Racism has always been an issue in America. Due to the national outcry of the George Floyd murder Americans have decided to educate themselves about racism within America. Books on race such as White Fragility by Robin DiAngelo have become bestsellers because of this newfound respect for racial education. I refuse to believe that this sudden interest is a bad thing.

But, I would like to offer another suggestion.

People should read books about black people living their life and not just books centered around racism. Reading has the power that influences the way that we perceive the world around us. It allows us to become more settled in different perceptions of the world. This is why it’s unfortunate that a lot of narratives within books are from a white viewpoint. Sometimes other narratives showcase the “black” viewpoint and are unfortunately written by white authors. I can tell that a lot of these books are trying to grasp racial meaningfulness in their pages and often fail to do so.

The problem is that for a lot of black people race and racism is a very real component in life. But, it’s not the only component in their life. I can’t think of a chosen one story that centers around a black kid. In fact, I can’t name a children’s book that I’ve read as a child that centered around a black child. My romance books are filled with white women who are praised for their eurocentric features. My high school syllabus was filled with the words written about white people and the little ones that featured black voices were either written by a white man or are about slavery or racism.

Black people should be able to exist in literature as much as white people do. They should be able to have stories that feature them just living life as much as white people do. These stories should be able to have a wide variety of readers like white stories do. And yet they don’t.

I think this concept is terrifying. If people continue to only read about race the black experience is still being caricatured. Combating racism in America isn’t only about understanding the nuances of prejudice but it’s also about the fundamental understanding that black people are in fact, people. The best way to understand this is to read and create stories about black people living their life. I truly believe that writing and literature are the world’s greatest equalizer. The only way to achieve literary equality is to read black authors and stories meaningfully and treat them with the same respect as white stories.

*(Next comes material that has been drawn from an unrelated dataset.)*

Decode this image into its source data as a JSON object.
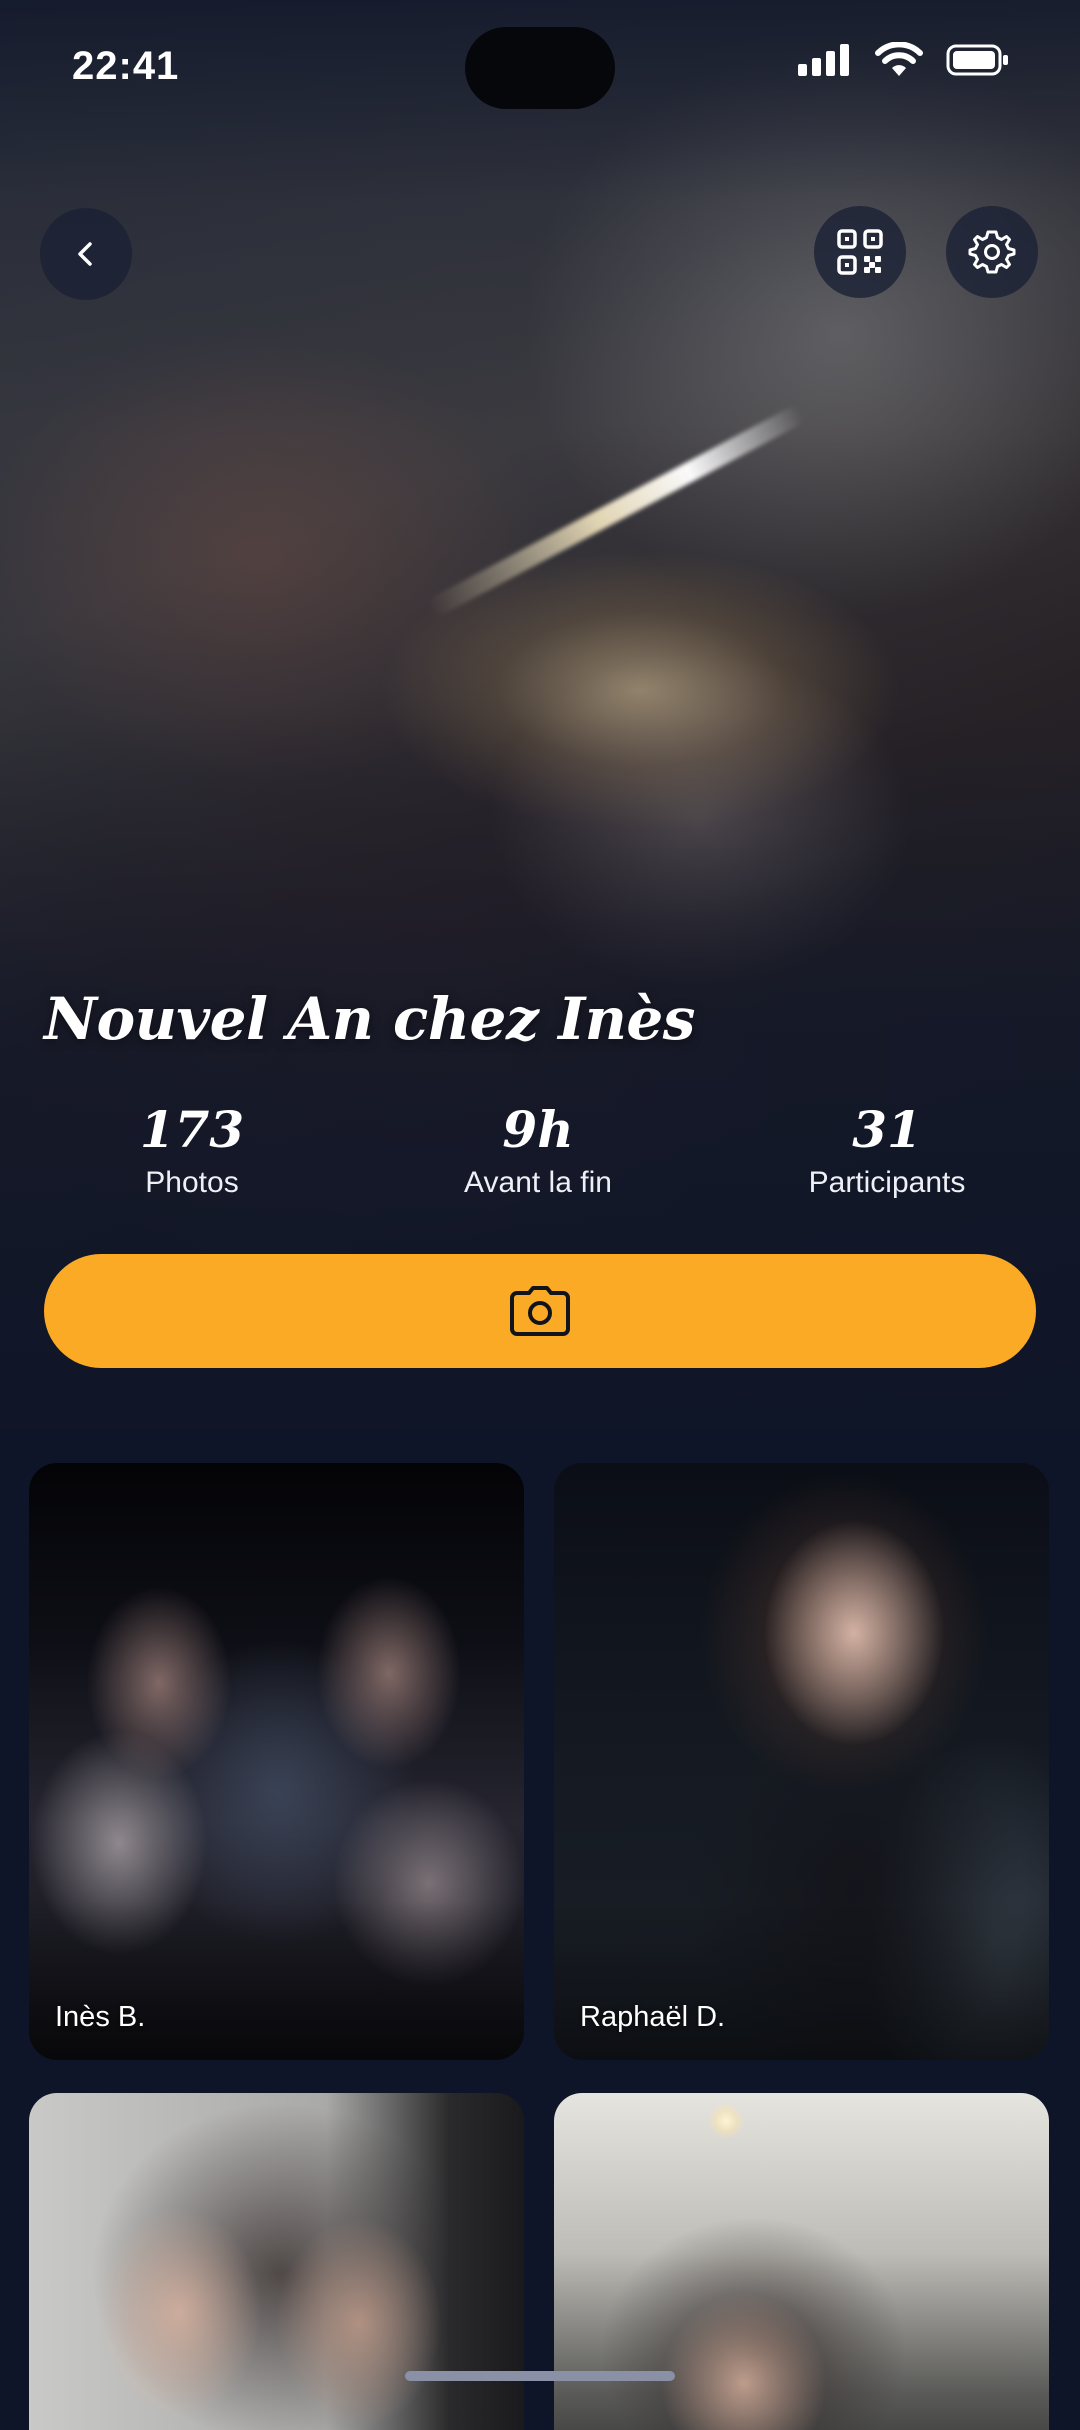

Destiny is currently enrolled in Columbia University's MFA Writing program. She is a national writer at Her Campus and the former editor-in-chief of Her Campus Rowan. She likes thrifting, romance novels, cooking shows, and can often be found binging documentaries.